Speaking of modernism. . . dramatic cover art for a titillating French production of the 1920s. The 'Willy' here was Henri Gauthier-Villars--prolific journalist, novelist, and walrus-like "literary charlatan and degenerate" who two decades earlier had been Colette's philandering first husband.

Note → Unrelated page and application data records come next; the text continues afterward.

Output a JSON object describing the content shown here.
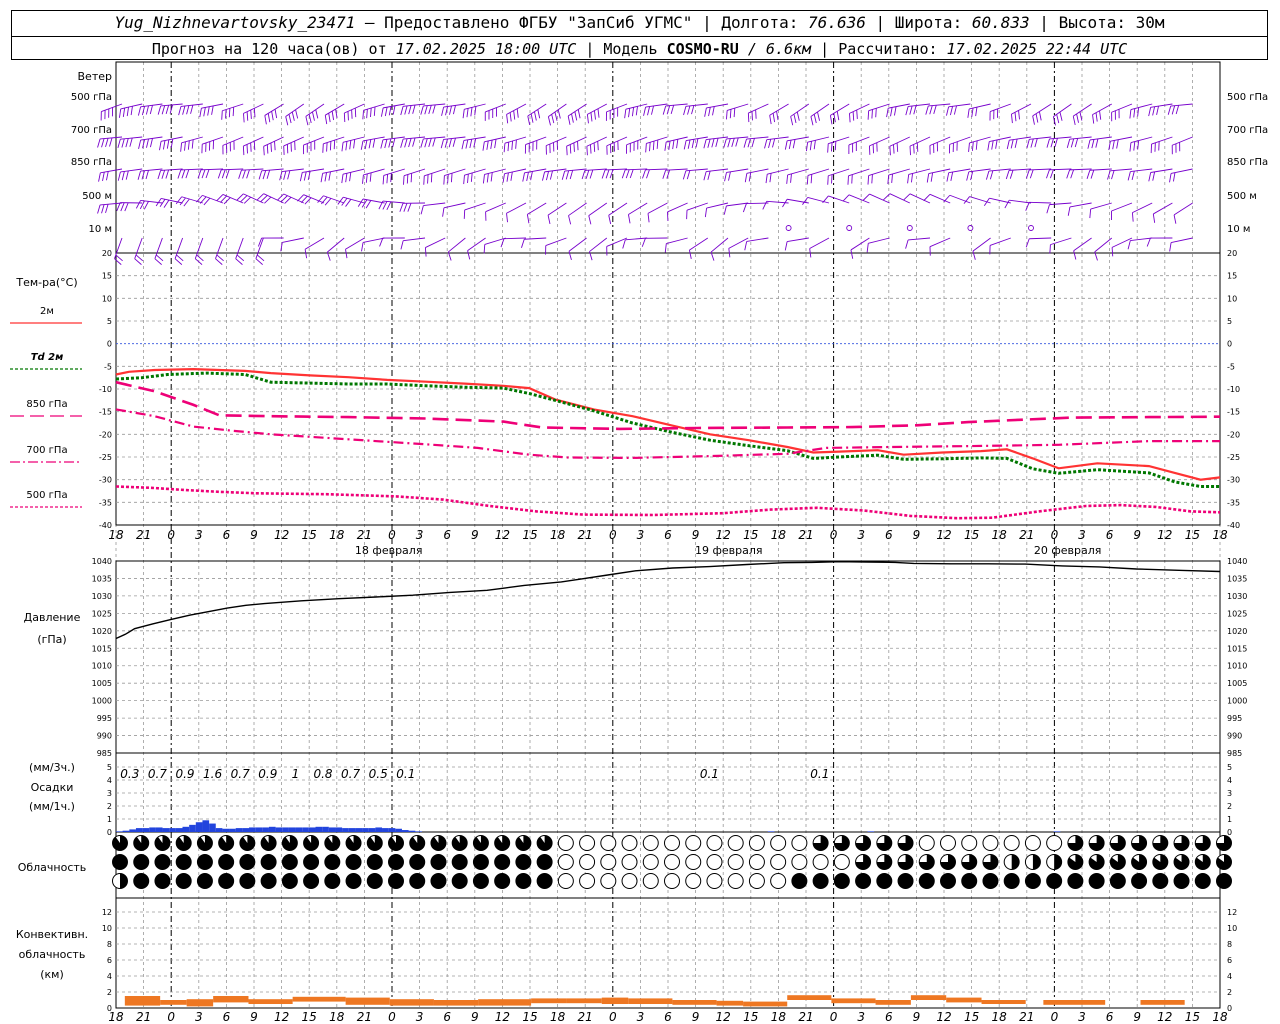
{
  "header": {
    "station": "Yug_Nizhnevartovsky_23471",
    "provided_by": "– Предоставлено ФГБУ \"ЗапСиб УГМС\"",
    "lon_label": "Долгота:",
    "lon": "76.636",
    "lat_label": "Широта:",
    "lat": "60.833",
    "alt_label": "Высота:",
    "alt": "30м",
    "sep": "|",
    "forecast_prefix": "Прогноз на 120 часа(ов) от",
    "forecast_time": "17.02.2025 18:00 UTC",
    "model_label": "Модель",
    "model": "COSMO-RU",
    "model_res": "/ 6.6км",
    "computed_label": "Рассчитано:",
    "computed": "17.02.2025 22:44 UTC"
  },
  "colors": {
    "t2m": "#ff3333",
    "td2m": "#007700",
    "upper": "#ee0077",
    "wind": "#7700cc",
    "pressure": "#000000",
    "precip": "#2244dd",
    "convective": "#ee7722",
    "zero_line": "#3355dd"
  },
  "chart_data": [
    {
      "type": "barbs",
      "title": "Ветер",
      "levels": [
        "500 гПа",
        "700 гПа",
        "850 гПа",
        "500 м",
        "10 м"
      ]
    },
    {
      "type": "line",
      "ylabel": "Тем-ра(°C)",
      "ylim": [
        -40,
        20
      ],
      "yticks": [
        20,
        15,
        10,
        5,
        0,
        -5,
        -10,
        -15,
        -20,
        -25,
        -30,
        -35,
        -40
      ],
      "x_hours": [
        0,
        120
      ],
      "xtick_labels": [
        "18",
        "21",
        "0",
        "3",
        "6",
        "9",
        "12",
        "15",
        "18",
        "21",
        "0",
        "3",
        "6",
        "9",
        "12",
        "15",
        "18",
        "21",
        "0",
        "3",
        "6",
        "9",
        "12",
        "15",
        "18",
        "21",
        "0",
        "3",
        "6",
        "9",
        "12",
        "15",
        "18",
        "21",
        "0",
        "3",
        "6",
        "9",
        "12",
        "15",
        "18",
        "21",
        "0"
      ],
      "date_labels": [
        "18 февраля",
        "19 февраля",
        "20 февраля"
      ],
      "series": [
        {
          "name": "2м",
          "points": [
            [
              0,
              -6.8
            ],
            [
              2,
              -6.2
            ],
            [
              6,
              -5.8
            ],
            [
              12,
              -5.6
            ],
            [
              20,
              -6
            ],
            [
              24,
              -6.5
            ],
            [
              30,
              -7
            ],
            [
              36,
              -7.4
            ],
            [
              42,
              -8
            ],
            [
              48,
              -8.4
            ],
            [
              54,
              -8.8
            ],
            [
              60,
              -9.3
            ],
            [
              64,
              -9.8
            ],
            [
              68,
              -12.3
            ],
            [
              74,
              -14.5
            ],
            [
              80,
              -16
            ],
            [
              86,
              -18
            ],
            [
              92,
              -20
            ],
            [
              98,
              -21.3
            ],
            [
              104,
              -22.8
            ],
            [
              108,
              -24
            ],
            [
              112,
              -23.8
            ],
            [
              118,
              -23.5
            ],
            [
              122,
              -24.5
            ],
            [
              128,
              -24
            ],
            [
              134,
              -23.7
            ],
            [
              138,
              -23.3
            ],
            [
              142,
              -25.3
            ],
            [
              146,
              -27.5
            ],
            [
              152,
              -26.4
            ],
            [
              160,
              -27
            ],
            [
              164,
              -28.5
            ],
            [
              168,
              -30
            ],
            [
              171,
              -29.5
            ]
          ]
        },
        {
          "name": "Td 2м",
          "points": [
            [
              0,
              -7.8
            ],
            [
              4,
              -7.5
            ],
            [
              8,
              -6.8
            ],
            [
              14,
              -6.5
            ],
            [
              20,
              -6.8
            ],
            [
              24,
              -8.5
            ],
            [
              30,
              -8.7
            ],
            [
              36,
              -8.9
            ],
            [
              42,
              -8.9
            ],
            [
              48,
              -9.3
            ],
            [
              54,
              -9.6
            ],
            [
              60,
              -9.8
            ],
            [
              64,
              -11
            ],
            [
              68,
              -12.5
            ],
            [
              74,
              -14.8
            ],
            [
              80,
              -17.5
            ],
            [
              86,
              -19.5
            ],
            [
              92,
              -21.3
            ],
            [
              98,
              -22.5
            ],
            [
              104,
              -23.6
            ],
            [
              108,
              -25.3
            ],
            [
              112,
              -25
            ],
            [
              118,
              -24.6
            ],
            [
              122,
              -25.5
            ],
            [
              128,
              -25.4
            ],
            [
              134,
              -25.2
            ],
            [
              138,
              -25.3
            ],
            [
              142,
              -27.6
            ],
            [
              146,
              -28.6
            ],
            [
              152,
              -27.8
            ],
            [
              160,
              -28.5
            ],
            [
              164,
              -30.5
            ],
            [
              168,
              -31.5
            ],
            [
              171,
              -31.5
            ]
          ]
        },
        {
          "name": "850 гПа",
          "points": [
            [
              0,
              -8.5
            ],
            [
              6,
              -10.5
            ],
            [
              12,
              -13.5
            ],
            [
              16,
              -15.8
            ],
            [
              24,
              -16
            ],
            [
              36,
              -16.2
            ],
            [
              48,
              -16.5
            ],
            [
              60,
              -17.2
            ],
            [
              66,
              -18.5
            ],
            [
              78,
              -18.8
            ],
            [
              90,
              -18.6
            ],
            [
              104,
              -18.5
            ],
            [
              114,
              -18.4
            ],
            [
              124,
              -18
            ],
            [
              132,
              -17.3
            ],
            [
              140,
              -16.8
            ],
            [
              148,
              -16.3
            ],
            [
              160,
              -16.2
            ],
            [
              171,
              -16.1
            ]
          ]
        },
        {
          "name": "700 гПа",
          "points": [
            [
              0,
              -14.5
            ],
            [
              6,
              -16
            ],
            [
              12,
              -18.3
            ],
            [
              18,
              -19.2
            ],
            [
              24,
              -20
            ],
            [
              36,
              -21.1
            ],
            [
              48,
              -22.2
            ],
            [
              56,
              -23
            ],
            [
              64,
              -24.5
            ],
            [
              70,
              -25.1
            ],
            [
              80,
              -25.2
            ],
            [
              92,
              -24.8
            ],
            [
              104,
              -24.3
            ],
            [
              110,
              -23
            ],
            [
              120,
              -22.8
            ],
            [
              132,
              -22.6
            ],
            [
              146,
              -22.3
            ],
            [
              160,
              -21.5
            ],
            [
              171,
              -21.5
            ]
          ]
        },
        {
          "name": "500 гПа",
          "points": [
            [
              0,
              -31.5
            ],
            [
              6,
              -31.8
            ],
            [
              12,
              -32.3
            ],
            [
              18,
              -32.7
            ],
            [
              24,
              -33
            ],
            [
              36,
              -33.2
            ],
            [
              48,
              -33.7
            ],
            [
              56,
              -34.4
            ],
            [
              64,
              -35.8
            ],
            [
              72,
              -37
            ],
            [
              80,
              -37.7
            ],
            [
              92,
              -37.8
            ],
            [
              104,
              -37.4
            ],
            [
              112,
              -36.6
            ],
            [
              120,
              -36.2
            ],
            [
              128,
              -36.8
            ],
            [
              136,
              -38
            ],
            [
              144,
              -38.5
            ],
            [
              150,
              -38.4
            ],
            [
              158,
              -37
            ],
            [
              166,
              -35.8
            ],
            [
              172,
              -35.6
            ],
            [
              178,
              -36
            ],
            [
              184,
              -37
            ],
            [
              189,
              -37.2
            ]
          ]
        }
      ]
    },
    {
      "type": "line",
      "ylabel": "Давление",
      "yunit": "(гПа)",
      "ylim": [
        985,
        1040
      ],
      "yticks": [
        1040,
        1035,
        1030,
        1025,
        1020,
        1015,
        1010,
        1005,
        1000,
        995,
        990,
        985
      ],
      "series": [
        {
          "name": "",
          "points": [
            [
              0,
              1017.8
            ],
            [
              2,
              1019
            ],
            [
              4,
              1020.6
            ],
            [
              8,
              1022
            ],
            [
              12,
              1023.3
            ],
            [
              16,
              1024.5
            ],
            [
              20,
              1025.5
            ],
            [
              24,
              1026.5
            ],
            [
              28,
              1027.3
            ],
            [
              32,
              1027.8
            ],
            [
              40,
              1028.6
            ],
            [
              48,
              1029.2
            ],
            [
              56,
              1029.7
            ],
            [
              64,
              1030.2
            ],
            [
              72,
              1031
            ],
            [
              80,
              1031.6
            ],
            [
              84,
              1032.3
            ],
            [
              88,
              1033
            ],
            [
              96,
              1034
            ],
            [
              100,
              1034.8
            ],
            [
              106,
              1036
            ],
            [
              112,
              1037.2
            ],
            [
              120,
              1038
            ],
            [
              128,
              1038.4
            ],
            [
              136,
              1039
            ],
            [
              144,
              1039.5
            ],
            [
              150,
              1039.6
            ],
            [
              156,
              1039.8
            ],
            [
              162,
              1039.7
            ],
            [
              168,
              1039.6
            ],
            [
              172,
              1039.3
            ],
            [
              180,
              1039.2
            ],
            [
              188,
              1039.2
            ],
            [
              196,
              1039.1
            ],
            [
              204,
              1038.6
            ],
            [
              212,
              1038.3
            ],
            [
              220,
              1037.7
            ],
            [
              230,
              1037.3
            ],
            [
              238,
              1037
            ]
          ]
        }
      ]
    },
    {
      "type": "bar",
      "ylabel": "Осадки",
      "yunit_top": "(мм/3ч.)",
      "yunit_bottom": "(мм/1ч.)",
      "ylim": [
        0,
        5
      ],
      "yticks": [
        5,
        4,
        3,
        2,
        1,
        0
      ],
      "sums_3h": [
        "0.3",
        "0.7",
        "0.9",
        "1.6",
        "0.7",
        "0.9",
        "1",
        "0.8",
        "0.7",
        "0.5",
        "0.1",
        "0.1",
        "0.1"
      ],
      "hourly": [
        0.05,
        0.1,
        0.2,
        0.3,
        0.3,
        0.35,
        0.35,
        0.3,
        0.3,
        0.3,
        0.4,
        0.55,
        0.75,
        0.9,
        0.65,
        0.3,
        0.25,
        0.25,
        0.3,
        0.3,
        0.35,
        0.35,
        0.35,
        0.4,
        0.35,
        0.35,
        0.35,
        0.35,
        0.35,
        0.35,
        0.4,
        0.4,
        0.35,
        0.35,
        0.3,
        0.3,
        0.3,
        0.3,
        0.3,
        0.35,
        0.3,
        0.3,
        0.25,
        0.15,
        0.1,
        0.05,
        0,
        0,
        0,
        0,
        0,
        0,
        0,
        0,
        0,
        0,
        0,
        0,
        0,
        0,
        0,
        0,
        0,
        0,
        0,
        0,
        0,
        0,
        0,
        0,
        0,
        0,
        0,
        0,
        0,
        0,
        0,
        0,
        0,
        0,
        0,
        0,
        0,
        0,
        0,
        0,
        0,
        0,
        0,
        0,
        0,
        0,
        0,
        0,
        0,
        0,
        0,
        0,
        0.05,
        0,
        0,
        0,
        0,
        0,
        0,
        0,
        0,
        0,
        0,
        0,
        0,
        0,
        0,
        0.05,
        0,
        0,
        0,
        0,
        0,
        0,
        0,
        0,
        0,
        0,
        0,
        0,
        0,
        0,
        0,
        0,
        0,
        0,
        0,
        0,
        0,
        0,
        0,
        0,
        0,
        0,
        0,
        0.05,
        0,
        0,
        0,
        0,
        0,
        0,
        0,
        0,
        0,
        0,
        0,
        0,
        0,
        0,
        0,
        0,
        0,
        0,
        0,
        0,
        0,
        0,
        0,
        0
      ]
    },
    {
      "type": "heatmap",
      "ylabel": "Облачность",
      "rows": [
        "верхняя",
        "средняя",
        "нижняя"
      ]
    },
    {
      "type": "bar",
      "ylabel": "Конвективн.",
      "ylabel2": "облачность",
      "yunit": "(км)",
      "ylim": [
        0,
        13
      ],
      "yticks": [
        12,
        10,
        8,
        6,
        4,
        2,
        0
      ],
      "segments": [
        [
          1,
          5,
          1.5,
          1.2
        ],
        [
          5,
          8,
          1.0,
          0.6
        ],
        [
          8,
          11,
          1.1,
          0.9
        ],
        [
          11,
          15,
          1.5,
          0.8
        ],
        [
          15,
          20,
          1.1,
          0.6
        ],
        [
          20,
          26,
          1.4,
          0.6
        ],
        [
          26,
          31,
          1.3,
          0.9
        ],
        [
          31,
          36,
          1.1,
          0.8
        ],
        [
          36,
          41,
          1.0,
          0.7
        ],
        [
          41,
          47,
          1.1,
          0.8
        ],
        [
          47,
          51,
          1.2,
          0.6
        ],
        [
          51,
          55,
          1.2,
          0.6
        ],
        [
          55,
          58,
          1.3,
          0.8
        ],
        [
          58,
          63,
          1.2,
          0.7
        ],
        [
          63,
          68,
          1.0,
          0.6
        ],
        [
          68,
          71,
          0.9,
          0.6
        ],
        [
          71,
          76,
          0.8,
          0.6
        ],
        [
          76,
          81,
          1.6,
          0.6
        ],
        [
          81,
          86,
          1.2,
          0.6
        ],
        [
          86,
          90,
          1.0,
          0.6
        ],
        [
          90,
          94,
          1.6,
          0.6
        ],
        [
          94,
          98,
          1.3,
          0.6
        ],
        [
          98,
          103,
          1.0,
          0.5
        ],
        [
          105,
          112,
          1.0,
          0.6
        ],
        [
          116,
          121,
          1.0,
          0.6
        ]
      ]
    }
  ]
}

Willy was notorious for publishing the works of others under his own name, and according to the Bluebeard mythology, locked the 20-year-old Colette, whose literary talent he had quickly discerned, in a room in their Paris apartment until she produced a novel he might pass off as his own. The resulting work, Claudine à l'école, a saucy and delectable piece of girl-on-girl romance based on Colette's own schooldays, appeared in 1900 (yes, under Willy's name) and became an instant sensation. Colette soon ditched Willy for an aristocratic female lover--the stone butch Mathilde de Mornay, Marquise de Belboeuf--and toured the French provinces with her as a vaudeville performer. Although Willy lost the rights to Claudine in 1906--Colette sued for them and won-- he continued to flourish for many years as writer, roué, and charming old stinker.